[DATASET RECORDS]
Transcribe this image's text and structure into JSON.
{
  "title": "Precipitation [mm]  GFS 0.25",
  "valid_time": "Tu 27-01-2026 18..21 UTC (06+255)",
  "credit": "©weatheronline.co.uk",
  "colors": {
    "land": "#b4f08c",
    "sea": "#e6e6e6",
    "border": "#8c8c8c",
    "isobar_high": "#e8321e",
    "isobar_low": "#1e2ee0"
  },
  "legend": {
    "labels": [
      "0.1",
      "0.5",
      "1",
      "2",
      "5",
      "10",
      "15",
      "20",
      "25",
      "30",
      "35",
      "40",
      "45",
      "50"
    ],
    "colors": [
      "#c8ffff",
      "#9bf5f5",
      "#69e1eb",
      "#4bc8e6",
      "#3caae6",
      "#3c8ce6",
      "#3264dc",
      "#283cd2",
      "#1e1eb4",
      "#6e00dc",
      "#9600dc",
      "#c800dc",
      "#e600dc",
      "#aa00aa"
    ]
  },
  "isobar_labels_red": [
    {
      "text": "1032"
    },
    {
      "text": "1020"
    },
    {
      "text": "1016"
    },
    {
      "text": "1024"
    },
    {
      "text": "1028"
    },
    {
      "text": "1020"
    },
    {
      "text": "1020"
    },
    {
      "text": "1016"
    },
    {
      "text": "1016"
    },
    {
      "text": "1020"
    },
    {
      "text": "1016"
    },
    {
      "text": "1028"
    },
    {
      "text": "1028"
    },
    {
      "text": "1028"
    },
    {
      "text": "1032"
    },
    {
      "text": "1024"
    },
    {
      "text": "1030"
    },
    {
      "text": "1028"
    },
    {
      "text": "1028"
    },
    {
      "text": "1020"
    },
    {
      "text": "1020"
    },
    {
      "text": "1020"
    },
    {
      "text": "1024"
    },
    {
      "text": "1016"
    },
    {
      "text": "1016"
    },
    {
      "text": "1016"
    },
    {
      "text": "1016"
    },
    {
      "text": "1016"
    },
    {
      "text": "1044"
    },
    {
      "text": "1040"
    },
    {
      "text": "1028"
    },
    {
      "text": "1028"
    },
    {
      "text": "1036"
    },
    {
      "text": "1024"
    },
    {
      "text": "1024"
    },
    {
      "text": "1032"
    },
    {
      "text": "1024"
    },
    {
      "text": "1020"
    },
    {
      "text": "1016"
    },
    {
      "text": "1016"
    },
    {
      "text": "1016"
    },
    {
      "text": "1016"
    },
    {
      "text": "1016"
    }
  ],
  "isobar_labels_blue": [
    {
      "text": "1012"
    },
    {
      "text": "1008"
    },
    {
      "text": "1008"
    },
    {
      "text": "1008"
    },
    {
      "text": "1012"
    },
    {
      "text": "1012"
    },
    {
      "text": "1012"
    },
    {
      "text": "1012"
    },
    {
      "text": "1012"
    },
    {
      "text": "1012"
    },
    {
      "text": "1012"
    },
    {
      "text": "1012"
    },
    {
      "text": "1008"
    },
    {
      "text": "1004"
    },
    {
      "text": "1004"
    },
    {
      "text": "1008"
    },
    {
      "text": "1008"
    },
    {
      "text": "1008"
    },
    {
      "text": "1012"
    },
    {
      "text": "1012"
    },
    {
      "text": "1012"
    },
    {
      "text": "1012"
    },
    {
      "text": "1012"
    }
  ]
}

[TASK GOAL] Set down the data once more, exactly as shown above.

[FINISHED EXERCISE]
Transcribe this image's text and structure into JSON.
{
  "title": "Precipitation [mm]  GFS 0.25",
  "valid_time": "Tu 27-01-2026 18..21 UTC (06+255)",
  "credit": "©weatheronline.co.uk",
  "colors": {
    "land": "#b4f08c",
    "sea": "#e6e6e6",
    "border": "#8c8c8c",
    "isobar_high": "#e8321e",
    "isobar_low": "#1e2ee0"
  },
  "legend": {
    "labels": [
      "0.1",
      "0.5",
      "1",
      "2",
      "5",
      "10",
      "15",
      "20",
      "25",
      "30",
      "35",
      "40",
      "45",
      "50"
    ],
    "colors": [
      "#c8ffff",
      "#9bf5f5",
      "#69e1eb",
      "#4bc8e6",
      "#3caae6",
      "#3c8ce6",
      "#3264dc",
      "#283cd2",
      "#1e1eb4",
      "#6e00dc",
      "#9600dc",
      "#c800dc",
      "#e600dc",
      "#aa00aa"
    ]
  },
  "isobar_labels_red": [
    {
      "text": "1032"
    },
    {
      "text": "1020"
    },
    {
      "text": "1016"
    },
    {
      "text": "1024"
    },
    {
      "text": "1028"
    },
    {
      "text": "1020"
    },
    {
      "text": "1020"
    },
    {
      "text": "1016"
    },
    {
      "text": "1016"
    },
    {
      "text": "1020"
    },
    {
      "text": "1016"
    },
    {
      "text": "1028"
    },
    {
      "text": "1028"
    },
    {
      "text": "1028"
    },
    {
      "text": "1032"
    },
    {
      "text": "1024"
    },
    {
      "text": "1030"
    },
    {
      "text": "1028"
    },
    {
      "text": "1028"
    },
    {
      "text": "1020"
    },
    {
      "text": "1020"
    },
    {
      "text": "1020"
    },
    {
      "text": "1024"
    },
    {
      "text": "1016"
    },
    {
      "text": "1016"
    },
    {
      "text": "1016"
    },
    {
      "text": "1016"
    },
    {
      "text": "1016"
    },
    {
      "text": "1044"
    },
    {
      "text": "1040"
    },
    {
      "text": "1028"
    },
    {
      "text": "1028"
    },
    {
      "text": "1036"
    },
    {
      "text": "1024"
    },
    {
      "text": "1024"
    },
    {
      "text": "1032"
    },
    {
      "text": "1024"
    },
    {
      "text": "1020"
    },
    {
      "text": "1016"
    },
    {
      "text": "1016"
    },
    {
      "text": "1016"
    },
    {
      "text": "1016"
    },
    {
      "text": "1016"
    }
  ],
  "isobar_labels_blue": [
    {
      "text": "1012"
    },
    {
      "text": "1008"
    },
    {
      "text": "1008"
    },
    {
      "text": "1008"
    },
    {
      "text": "1012"
    },
    {
      "text": "1012"
    },
    {
      "text": "1012"
    },
    {
      "text": "1012"
    },
    {
      "text": "1012"
    },
    {
      "text": "1012"
    },
    {
      "text": "1012"
    },
    {
      "text": "1012"
    },
    {
      "text": "1008"
    },
    {
      "text": "1004"
    },
    {
      "text": "1004"
    },
    {
      "text": "1008"
    },
    {
      "text": "1008"
    },
    {
      "text": "1008"
    },
    {
      "text": "1012"
    },
    {
      "text": "1012"
    },
    {
      "text": "1012"
    },
    {
      "text": "1012"
    },
    {
      "text": "1012"
    }
  ]
}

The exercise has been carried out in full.